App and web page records

>>

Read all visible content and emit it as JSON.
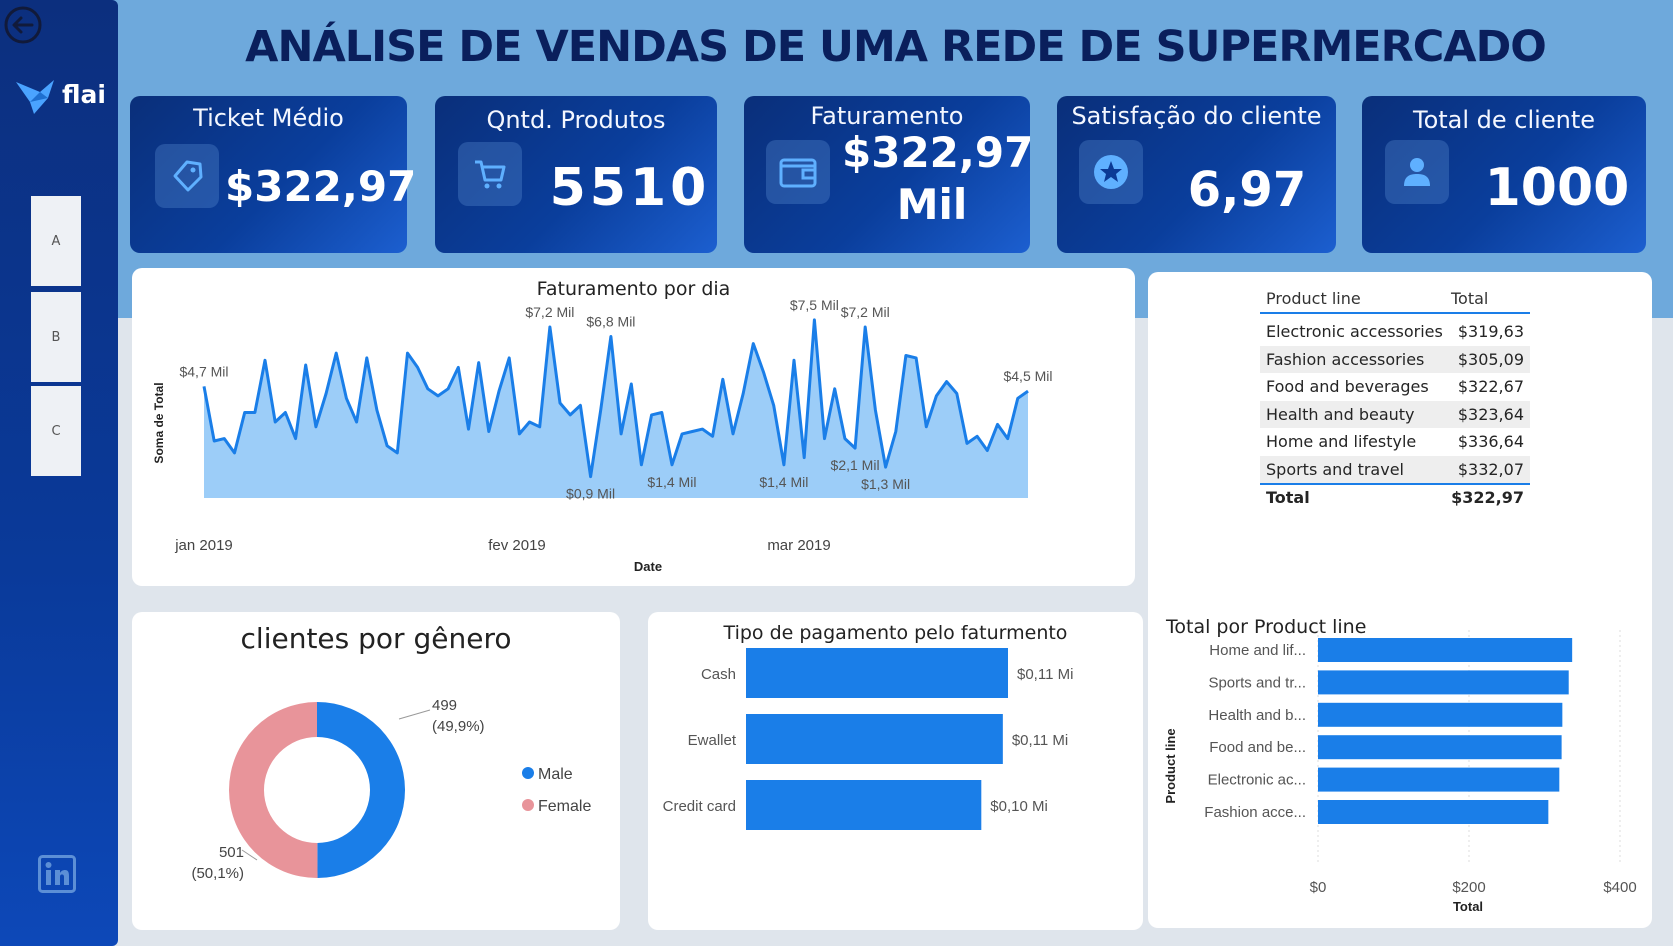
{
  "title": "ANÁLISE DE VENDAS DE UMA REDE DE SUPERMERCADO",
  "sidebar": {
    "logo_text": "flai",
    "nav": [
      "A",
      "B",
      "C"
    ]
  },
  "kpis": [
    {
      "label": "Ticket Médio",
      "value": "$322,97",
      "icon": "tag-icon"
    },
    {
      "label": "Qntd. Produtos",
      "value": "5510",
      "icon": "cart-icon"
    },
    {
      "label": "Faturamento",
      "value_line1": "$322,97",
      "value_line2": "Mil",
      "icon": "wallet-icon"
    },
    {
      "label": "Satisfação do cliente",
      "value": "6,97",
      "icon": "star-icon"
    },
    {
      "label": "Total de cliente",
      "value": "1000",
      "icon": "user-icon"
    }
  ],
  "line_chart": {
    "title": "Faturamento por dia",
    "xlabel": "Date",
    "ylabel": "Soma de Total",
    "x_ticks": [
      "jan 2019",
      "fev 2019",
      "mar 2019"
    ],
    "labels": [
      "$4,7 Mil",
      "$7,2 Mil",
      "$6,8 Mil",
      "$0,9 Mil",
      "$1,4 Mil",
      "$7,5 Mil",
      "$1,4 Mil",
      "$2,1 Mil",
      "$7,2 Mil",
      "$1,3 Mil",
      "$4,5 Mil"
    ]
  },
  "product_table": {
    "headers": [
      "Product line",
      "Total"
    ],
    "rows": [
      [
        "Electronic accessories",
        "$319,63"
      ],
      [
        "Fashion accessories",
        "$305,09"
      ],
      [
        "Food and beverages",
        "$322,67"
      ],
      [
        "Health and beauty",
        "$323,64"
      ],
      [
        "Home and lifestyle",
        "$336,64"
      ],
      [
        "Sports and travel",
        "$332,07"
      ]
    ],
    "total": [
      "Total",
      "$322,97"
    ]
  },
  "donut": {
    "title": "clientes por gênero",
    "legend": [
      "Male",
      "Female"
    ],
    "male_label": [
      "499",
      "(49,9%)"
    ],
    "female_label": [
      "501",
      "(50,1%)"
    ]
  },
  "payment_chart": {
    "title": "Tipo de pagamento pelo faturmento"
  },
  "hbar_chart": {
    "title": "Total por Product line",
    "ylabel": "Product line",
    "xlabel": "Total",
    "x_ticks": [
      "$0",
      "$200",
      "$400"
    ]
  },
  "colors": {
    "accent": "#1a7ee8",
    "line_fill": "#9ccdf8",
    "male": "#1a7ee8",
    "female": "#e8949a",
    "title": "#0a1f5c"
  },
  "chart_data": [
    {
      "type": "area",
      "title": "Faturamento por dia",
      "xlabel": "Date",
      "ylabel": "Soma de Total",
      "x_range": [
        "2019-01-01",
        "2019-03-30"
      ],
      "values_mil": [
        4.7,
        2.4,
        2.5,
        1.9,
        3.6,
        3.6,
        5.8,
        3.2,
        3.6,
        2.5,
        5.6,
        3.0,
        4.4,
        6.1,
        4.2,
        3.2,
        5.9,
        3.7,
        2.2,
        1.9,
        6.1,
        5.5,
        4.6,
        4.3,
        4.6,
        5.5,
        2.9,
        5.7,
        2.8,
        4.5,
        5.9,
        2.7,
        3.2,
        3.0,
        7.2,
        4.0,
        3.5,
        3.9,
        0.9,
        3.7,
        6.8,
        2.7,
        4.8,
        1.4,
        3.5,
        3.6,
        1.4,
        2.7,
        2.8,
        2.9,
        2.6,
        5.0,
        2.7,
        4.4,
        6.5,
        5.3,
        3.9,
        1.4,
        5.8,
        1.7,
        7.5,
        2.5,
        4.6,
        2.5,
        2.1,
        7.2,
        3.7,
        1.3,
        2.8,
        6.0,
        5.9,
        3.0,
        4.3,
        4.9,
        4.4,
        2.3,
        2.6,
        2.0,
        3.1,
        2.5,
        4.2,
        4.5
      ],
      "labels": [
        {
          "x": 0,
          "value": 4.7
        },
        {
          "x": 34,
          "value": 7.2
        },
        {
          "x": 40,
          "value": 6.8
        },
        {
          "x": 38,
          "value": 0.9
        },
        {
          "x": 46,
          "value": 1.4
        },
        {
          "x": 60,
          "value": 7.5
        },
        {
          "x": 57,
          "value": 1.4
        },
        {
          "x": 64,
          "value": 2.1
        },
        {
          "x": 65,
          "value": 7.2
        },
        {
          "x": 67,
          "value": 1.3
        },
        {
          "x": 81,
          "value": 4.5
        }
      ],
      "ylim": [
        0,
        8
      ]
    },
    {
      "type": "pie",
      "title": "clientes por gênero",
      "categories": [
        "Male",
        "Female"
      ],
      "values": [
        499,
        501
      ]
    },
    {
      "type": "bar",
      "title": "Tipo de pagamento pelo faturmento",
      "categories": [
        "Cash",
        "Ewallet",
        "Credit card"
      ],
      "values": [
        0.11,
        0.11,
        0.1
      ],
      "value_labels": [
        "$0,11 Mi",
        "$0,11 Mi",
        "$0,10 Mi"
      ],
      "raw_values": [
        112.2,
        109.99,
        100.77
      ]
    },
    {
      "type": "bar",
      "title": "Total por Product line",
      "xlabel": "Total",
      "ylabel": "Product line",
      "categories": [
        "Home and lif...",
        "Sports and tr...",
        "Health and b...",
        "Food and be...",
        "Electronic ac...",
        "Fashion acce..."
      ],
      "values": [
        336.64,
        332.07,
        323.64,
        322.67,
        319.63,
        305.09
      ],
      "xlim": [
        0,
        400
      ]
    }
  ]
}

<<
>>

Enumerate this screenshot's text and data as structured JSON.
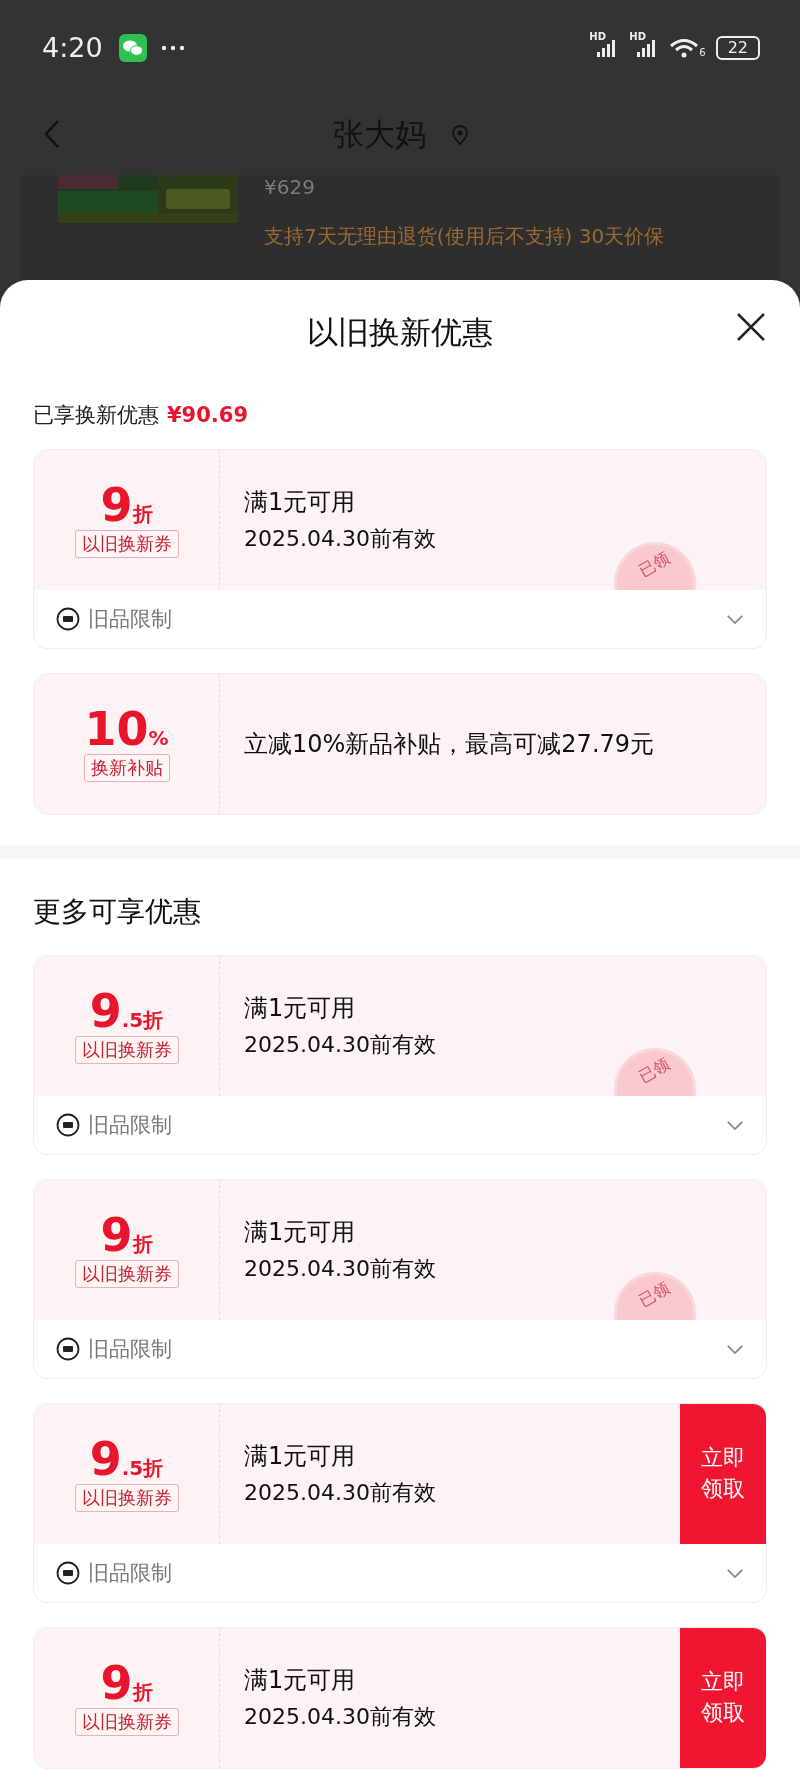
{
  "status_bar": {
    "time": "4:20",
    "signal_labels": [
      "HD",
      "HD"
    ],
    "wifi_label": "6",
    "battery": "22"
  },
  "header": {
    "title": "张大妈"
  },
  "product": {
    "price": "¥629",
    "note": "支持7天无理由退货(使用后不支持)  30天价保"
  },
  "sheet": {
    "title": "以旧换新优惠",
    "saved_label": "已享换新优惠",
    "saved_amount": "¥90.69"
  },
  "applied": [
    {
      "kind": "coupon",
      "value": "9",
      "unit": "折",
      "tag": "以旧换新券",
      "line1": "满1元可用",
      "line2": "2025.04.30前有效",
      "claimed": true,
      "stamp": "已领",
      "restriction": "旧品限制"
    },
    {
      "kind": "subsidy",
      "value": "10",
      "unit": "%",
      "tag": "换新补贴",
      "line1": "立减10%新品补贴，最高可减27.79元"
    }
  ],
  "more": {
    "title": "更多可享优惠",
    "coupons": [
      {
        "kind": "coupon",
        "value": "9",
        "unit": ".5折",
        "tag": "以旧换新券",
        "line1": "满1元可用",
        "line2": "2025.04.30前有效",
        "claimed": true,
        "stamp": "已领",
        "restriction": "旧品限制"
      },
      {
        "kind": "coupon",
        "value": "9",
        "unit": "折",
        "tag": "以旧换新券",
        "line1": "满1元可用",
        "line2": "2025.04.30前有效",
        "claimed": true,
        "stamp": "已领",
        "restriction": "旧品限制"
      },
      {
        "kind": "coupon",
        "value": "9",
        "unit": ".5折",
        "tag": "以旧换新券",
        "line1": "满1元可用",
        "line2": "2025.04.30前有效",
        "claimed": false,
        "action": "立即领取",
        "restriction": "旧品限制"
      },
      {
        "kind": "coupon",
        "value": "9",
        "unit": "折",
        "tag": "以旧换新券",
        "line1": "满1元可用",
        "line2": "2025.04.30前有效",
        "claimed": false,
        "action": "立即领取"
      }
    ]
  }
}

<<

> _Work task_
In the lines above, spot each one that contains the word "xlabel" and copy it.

> _Finished task_
    "xlabel": "Date",
    "xlabel": "Total",
      "xlabel": "Date",
      "xlabel": "Total",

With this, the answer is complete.